Before they came nearer than the eighth part of a league, Baral Favain called out to them in a loud voice that rang through the rain with the suddenness of an avalanche in the mountains, saying, “I warn thee, get thee home in peace, lest thou suffer the consequence of thy folly.”
And a man of the village spoke with great boldness to Baral Favain, and cried in response, “We fear you not, wizard, howsoever many be your familiars!”
At that instant, a great bolt of the fire of heaven shot, white-hot and arrow-straight, to the ground before the farm gate, with the crashing sound of many rolling drums. Although all about was saturated wholly by the rain, the fire grew in a line between the farm and the men of the village, that they might not pass.
In his room, Olik Petir snapped his eyes shut in fear, and whispered to T’Narxai the prayer for courage that Baral Favain had taught him. When he dared open his eyes, he still saw the fire, and the men beyond, and Baral Favain standing with drawn sword, but all along the line of the flame he saw through the pouring rain other men, tall and armed and robed in shining white, and he knew that T’Narxai had sent others of his servants to help Baral Favain.
For some minutes the men of the village stood with mouths gaping and shielded candles guttering for fright, but then the man who had spoken turned homewards, and one by one his fellows followed him, until all had departed back into the night. From the farmyard, Baral Favain called up to Olik Petir.
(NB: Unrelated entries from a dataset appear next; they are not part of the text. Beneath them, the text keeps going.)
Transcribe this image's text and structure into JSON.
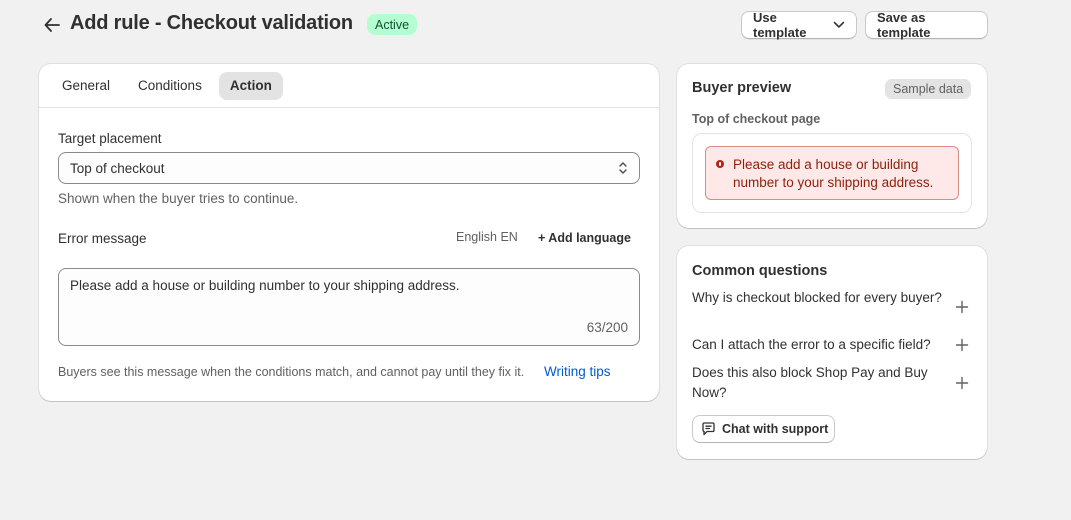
{
  "header": {
    "title": "Add rule - Checkout validation",
    "status": "Active",
    "use_template_label": "Use template",
    "save_template_label": "Save as template"
  },
  "tabs": [
    {
      "label": "General",
      "active": false
    },
    {
      "label": "Conditions",
      "active": false
    },
    {
      "label": "Action",
      "active": true
    }
  ],
  "action": {
    "target_label": "Target placement",
    "target_value": "Top of checkout",
    "target_help": "Shown when the buyer tries to continue.",
    "error_label": "Error message",
    "language": "English EN",
    "add_language": "+ Add language",
    "message": "Please add a house or building number to your shipping address.",
    "char_count": "63/200",
    "footer_help": "Buyers see this message when the conditions match, and cannot pay until they fix it.",
    "writing_tips": "Writing tips"
  },
  "preview": {
    "title": "Buyer preview",
    "badge": "Sample data",
    "subtitle": "Top of checkout page",
    "error_text": "Please add a house or building number to your shipping address."
  },
  "faq": {
    "title": "Common questions",
    "questions": [
      "Why is checkout blocked for every buyer?",
      "Can I attach the error to a specific field?",
      "Does this also block Shop Pay and Buy Now?"
    ],
    "chat_label": "Chat with support"
  },
  "colors": {
    "page_bg": "#f1f1f1",
    "active_badge_bg": "#b4fed2",
    "active_badge_text": "#0c5132",
    "error_bg": "#fee9e8",
    "error_text": "#8e1f0b",
    "link": "#005bd3"
  },
  "icons": {
    "back": "arrow-left-icon",
    "dropdown": "chevron-down-icon",
    "select": "select-chevrons-icon",
    "error": "alert-dot-icon",
    "expand": "plus-icon",
    "chat": "chat-bubble-icon"
  }
}
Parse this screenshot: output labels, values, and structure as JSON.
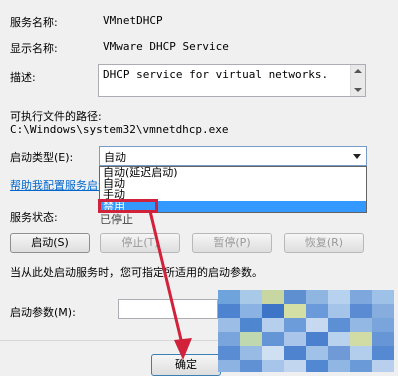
{
  "service_name_label": "服务名称:",
  "service_name": "VMnetDHCP",
  "display_name_label": "显示名称:",
  "display_name": "VMware DHCP Service",
  "description_label": "描述:",
  "description": "DHCP service for virtual networks.",
  "exe_path_label": "可执行文件的路径:",
  "exe_path": "C:\\Windows\\system32\\vmnetdhcp.exe",
  "startup_type_label": "启动类型(E):",
  "startup_type_selected": "自动",
  "startup_options": [
    "自动(延迟启动)",
    "自动",
    "手动",
    "禁用"
  ],
  "help_link": "帮助我配置服务启动",
  "service_status_label": "服务状态:",
  "service_status": "已停止",
  "buttons": {
    "start": "启动(S)",
    "stop": "停止(T)",
    "pause": "暂停(P)",
    "resume": "恢复(R)"
  },
  "hint_text": "当从此处启动服务时，您可指定所适用的启动参数。",
  "start_params_label": "启动参数(M):",
  "ok_button": "确定",
  "colors": {
    "highlight_box": "#d2213a",
    "arrow": "#d2213a",
    "selected_option": "#3399ff",
    "link": "#0066cc"
  }
}
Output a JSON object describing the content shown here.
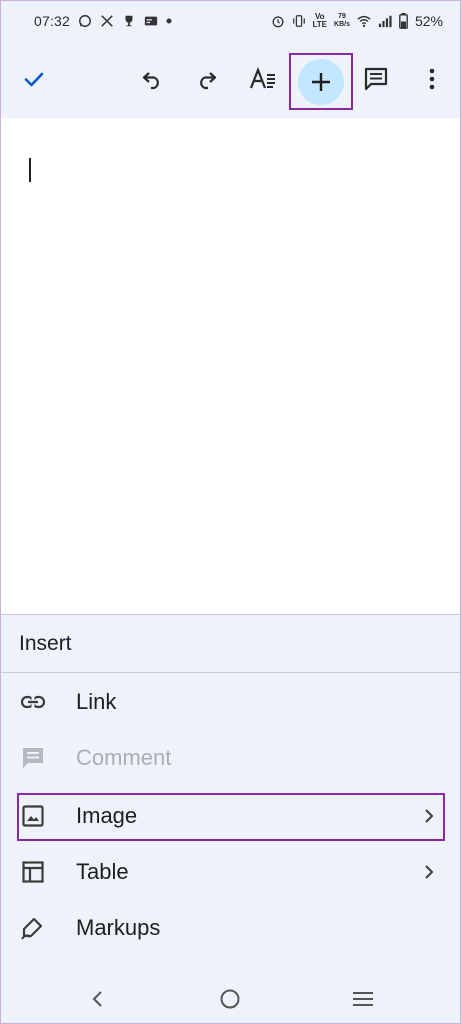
{
  "status": {
    "time": "07:32",
    "netspeed_value": "79",
    "netspeed_unit": "KB/s",
    "network_type": "LTE",
    "battery": "52%"
  },
  "toolbar": {
    "confirm_icon": "check-icon",
    "undo_icon": "undo-icon",
    "redo_icon": "redo-icon",
    "format_icon": "text-format-icon",
    "insert_icon": "plus-icon",
    "comment_icon": "comment-icon",
    "more_icon": "more-vert-icon"
  },
  "insert_panel": {
    "title": "Insert",
    "items": [
      {
        "label": "Link",
        "icon": "link-icon",
        "disabled": false,
        "has_submenu": false
      },
      {
        "label": "Comment",
        "icon": "comment-icon",
        "disabled": true,
        "has_submenu": false
      },
      {
        "label": "Image",
        "icon": "image-icon",
        "disabled": false,
        "has_submenu": true,
        "highlighted": true
      },
      {
        "label": "Table",
        "icon": "table-icon",
        "disabled": false,
        "has_submenu": true
      },
      {
        "label": "Markups",
        "icon": "markup-pen-icon",
        "disabled": false,
        "has_submenu": false
      }
    ]
  },
  "colors": {
    "toolbar_bg": "#eef2fa",
    "accent_check": "#0b57d0",
    "insert_button_bg": "#c2e7ff",
    "highlight_border": "#8a2aa0",
    "disabled_text": "#a9aeb5"
  },
  "nav": {
    "back_icon": "back-chevron-icon",
    "home_icon": "home-circle-icon",
    "recents_icon": "menu-lines-icon"
  }
}
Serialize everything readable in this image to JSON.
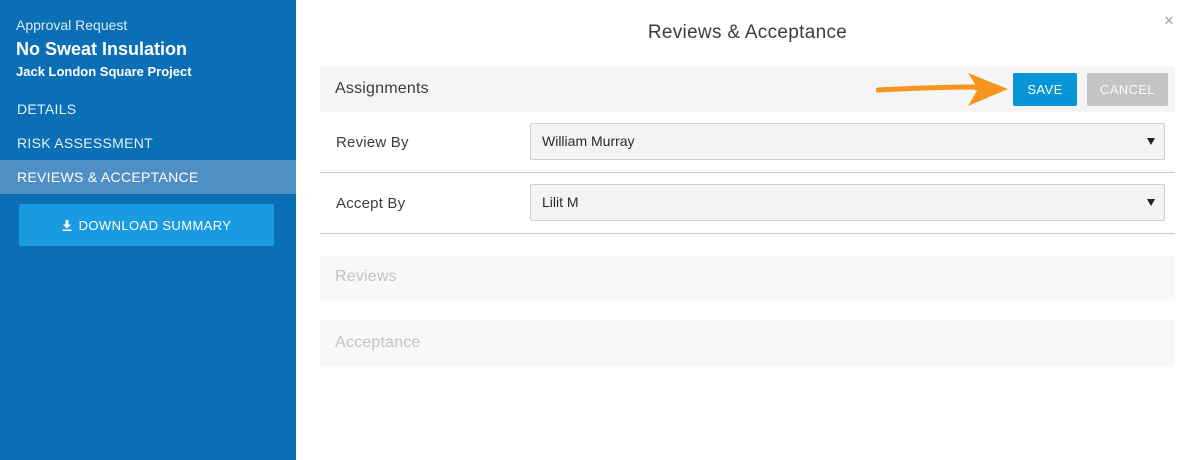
{
  "sidebar": {
    "label": "Approval Request",
    "title": "No Sweat Insulation",
    "subtitle": "Jack London Square Project",
    "nav": [
      {
        "label": "DETAILS"
      },
      {
        "label": "RISK ASSESSMENT"
      },
      {
        "label": "REVIEWS & ACCEPTANCE"
      }
    ],
    "active_nav": "REVIEWS & ACCEPTANCE",
    "download_label": "DOWNLOAD SUMMARY"
  },
  "main": {
    "title": "Reviews & Acceptance",
    "close_glyph": "×",
    "assignments": {
      "title": "Assignments",
      "save_label": "SAVE",
      "cancel_label": "CANCEL",
      "fields": [
        {
          "label": "Review By",
          "value": "William Murray"
        },
        {
          "label": "Accept By",
          "value": "Lilit M"
        }
      ]
    },
    "sections": [
      {
        "title": "Reviews"
      },
      {
        "title": "Acceptance"
      }
    ]
  },
  "colors": {
    "sidebar_bg": "#0a6fb5",
    "active_nav_bg": "#4f8fc4",
    "download_button": "#1a9ae1",
    "save_button": "#0696d7",
    "cancel_button": "#c4c4c4",
    "annotation_arrow": "#f7941d"
  },
  "icons": {
    "download": "download-icon",
    "close": "close-icon",
    "dropdown": "caret-down-icon"
  }
}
“Sleep. Thou hast had excitement enough tonight. They will not return.”
And he turned also and walked away into the hills. As he went, the heavenly fire smoldered down to naught, and the warriors sent by the great god slowly paled and vanished, like the dissipating smoke of a burned-out taper. And Olik Petir slept, and feared not.